** ABOUT THIS EXERCISE **
Within the records, find every line that includes the word "title" and copy it.

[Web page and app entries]

--

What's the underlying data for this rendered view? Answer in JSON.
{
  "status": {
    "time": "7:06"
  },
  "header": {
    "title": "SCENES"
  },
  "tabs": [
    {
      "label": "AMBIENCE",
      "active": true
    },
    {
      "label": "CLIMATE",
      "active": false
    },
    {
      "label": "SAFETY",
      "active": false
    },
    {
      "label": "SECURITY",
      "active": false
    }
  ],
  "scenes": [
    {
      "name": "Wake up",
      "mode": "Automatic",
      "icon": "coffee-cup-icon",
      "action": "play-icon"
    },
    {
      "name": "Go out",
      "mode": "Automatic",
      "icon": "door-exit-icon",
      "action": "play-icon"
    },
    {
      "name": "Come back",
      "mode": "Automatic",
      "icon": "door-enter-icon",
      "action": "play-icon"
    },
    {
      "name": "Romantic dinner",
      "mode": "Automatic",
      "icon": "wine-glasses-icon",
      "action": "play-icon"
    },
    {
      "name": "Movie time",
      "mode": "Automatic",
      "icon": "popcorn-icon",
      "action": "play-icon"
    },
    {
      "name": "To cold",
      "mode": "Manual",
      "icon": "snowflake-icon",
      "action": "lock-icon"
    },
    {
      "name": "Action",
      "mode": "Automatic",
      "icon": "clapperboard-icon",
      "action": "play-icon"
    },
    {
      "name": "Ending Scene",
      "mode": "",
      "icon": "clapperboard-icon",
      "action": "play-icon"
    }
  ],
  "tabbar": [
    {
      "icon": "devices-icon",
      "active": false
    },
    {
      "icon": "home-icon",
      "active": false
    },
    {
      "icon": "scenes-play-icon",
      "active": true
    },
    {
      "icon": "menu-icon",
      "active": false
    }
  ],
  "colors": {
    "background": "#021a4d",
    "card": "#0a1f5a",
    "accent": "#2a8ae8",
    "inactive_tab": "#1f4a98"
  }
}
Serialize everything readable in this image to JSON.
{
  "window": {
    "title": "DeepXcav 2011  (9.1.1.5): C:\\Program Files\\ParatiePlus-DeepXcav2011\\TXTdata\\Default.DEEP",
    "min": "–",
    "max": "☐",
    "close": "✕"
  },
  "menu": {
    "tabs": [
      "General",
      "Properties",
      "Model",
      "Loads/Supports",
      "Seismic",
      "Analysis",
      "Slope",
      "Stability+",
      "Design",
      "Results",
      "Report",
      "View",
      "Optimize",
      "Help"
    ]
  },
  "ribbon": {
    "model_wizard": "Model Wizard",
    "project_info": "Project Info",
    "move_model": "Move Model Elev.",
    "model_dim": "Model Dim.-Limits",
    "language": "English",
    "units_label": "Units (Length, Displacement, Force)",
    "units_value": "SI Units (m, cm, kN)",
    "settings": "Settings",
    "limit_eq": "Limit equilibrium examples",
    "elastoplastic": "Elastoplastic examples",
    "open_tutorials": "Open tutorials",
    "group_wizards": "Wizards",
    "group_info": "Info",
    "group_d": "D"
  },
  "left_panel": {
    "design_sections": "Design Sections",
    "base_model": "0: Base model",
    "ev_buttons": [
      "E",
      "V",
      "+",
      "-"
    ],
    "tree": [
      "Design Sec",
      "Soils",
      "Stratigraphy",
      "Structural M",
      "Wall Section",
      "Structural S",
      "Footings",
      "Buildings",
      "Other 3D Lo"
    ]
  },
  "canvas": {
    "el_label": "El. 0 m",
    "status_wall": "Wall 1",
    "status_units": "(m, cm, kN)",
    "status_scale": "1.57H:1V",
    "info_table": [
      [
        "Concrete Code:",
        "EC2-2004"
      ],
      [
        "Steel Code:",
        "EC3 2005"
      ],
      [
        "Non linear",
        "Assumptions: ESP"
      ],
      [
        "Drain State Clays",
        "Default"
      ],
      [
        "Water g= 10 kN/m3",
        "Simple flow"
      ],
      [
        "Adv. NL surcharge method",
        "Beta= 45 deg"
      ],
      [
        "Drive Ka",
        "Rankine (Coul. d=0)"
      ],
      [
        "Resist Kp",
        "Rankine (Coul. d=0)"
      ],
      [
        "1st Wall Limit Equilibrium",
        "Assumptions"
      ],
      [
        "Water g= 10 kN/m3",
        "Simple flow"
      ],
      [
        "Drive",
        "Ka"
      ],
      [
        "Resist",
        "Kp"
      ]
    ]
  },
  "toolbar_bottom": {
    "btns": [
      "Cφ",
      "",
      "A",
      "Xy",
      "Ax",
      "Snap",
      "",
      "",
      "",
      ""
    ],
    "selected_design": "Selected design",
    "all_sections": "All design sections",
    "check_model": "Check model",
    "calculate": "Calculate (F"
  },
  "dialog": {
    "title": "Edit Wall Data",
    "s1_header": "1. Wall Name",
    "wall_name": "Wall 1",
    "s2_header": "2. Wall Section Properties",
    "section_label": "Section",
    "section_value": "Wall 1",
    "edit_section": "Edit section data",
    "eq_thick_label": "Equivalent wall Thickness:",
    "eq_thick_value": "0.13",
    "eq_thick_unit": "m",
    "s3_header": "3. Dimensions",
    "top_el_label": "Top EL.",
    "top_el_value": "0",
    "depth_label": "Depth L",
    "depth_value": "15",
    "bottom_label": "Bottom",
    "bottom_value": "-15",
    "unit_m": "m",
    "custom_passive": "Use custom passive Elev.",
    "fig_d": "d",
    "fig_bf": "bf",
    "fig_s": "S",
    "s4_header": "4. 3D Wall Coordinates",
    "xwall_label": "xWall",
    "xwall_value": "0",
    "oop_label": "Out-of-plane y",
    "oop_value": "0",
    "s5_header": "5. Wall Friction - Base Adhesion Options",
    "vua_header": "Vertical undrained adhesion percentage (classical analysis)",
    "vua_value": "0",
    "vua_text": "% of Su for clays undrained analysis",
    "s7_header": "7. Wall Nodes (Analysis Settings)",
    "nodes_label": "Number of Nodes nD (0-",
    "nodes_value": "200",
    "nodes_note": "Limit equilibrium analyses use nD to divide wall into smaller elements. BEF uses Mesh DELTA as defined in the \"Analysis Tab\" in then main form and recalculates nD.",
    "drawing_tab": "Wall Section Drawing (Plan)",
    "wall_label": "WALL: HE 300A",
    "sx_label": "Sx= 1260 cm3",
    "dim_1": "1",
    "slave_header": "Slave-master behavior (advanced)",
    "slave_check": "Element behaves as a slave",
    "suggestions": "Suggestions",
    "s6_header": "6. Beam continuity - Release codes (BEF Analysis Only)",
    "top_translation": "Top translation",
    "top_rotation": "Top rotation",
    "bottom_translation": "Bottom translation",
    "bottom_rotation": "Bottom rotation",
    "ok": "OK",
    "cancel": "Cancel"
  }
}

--

** EXERCISE OUTPUT **
    "title": "SCENES"
    "title": "DeepXcav 2011  (9.1.1.5): C:\\Program Files\\ParatiePlus-DeepXcav2011\\TXTdata\\Default.DEEP",
    "title": "Edit Wall Data",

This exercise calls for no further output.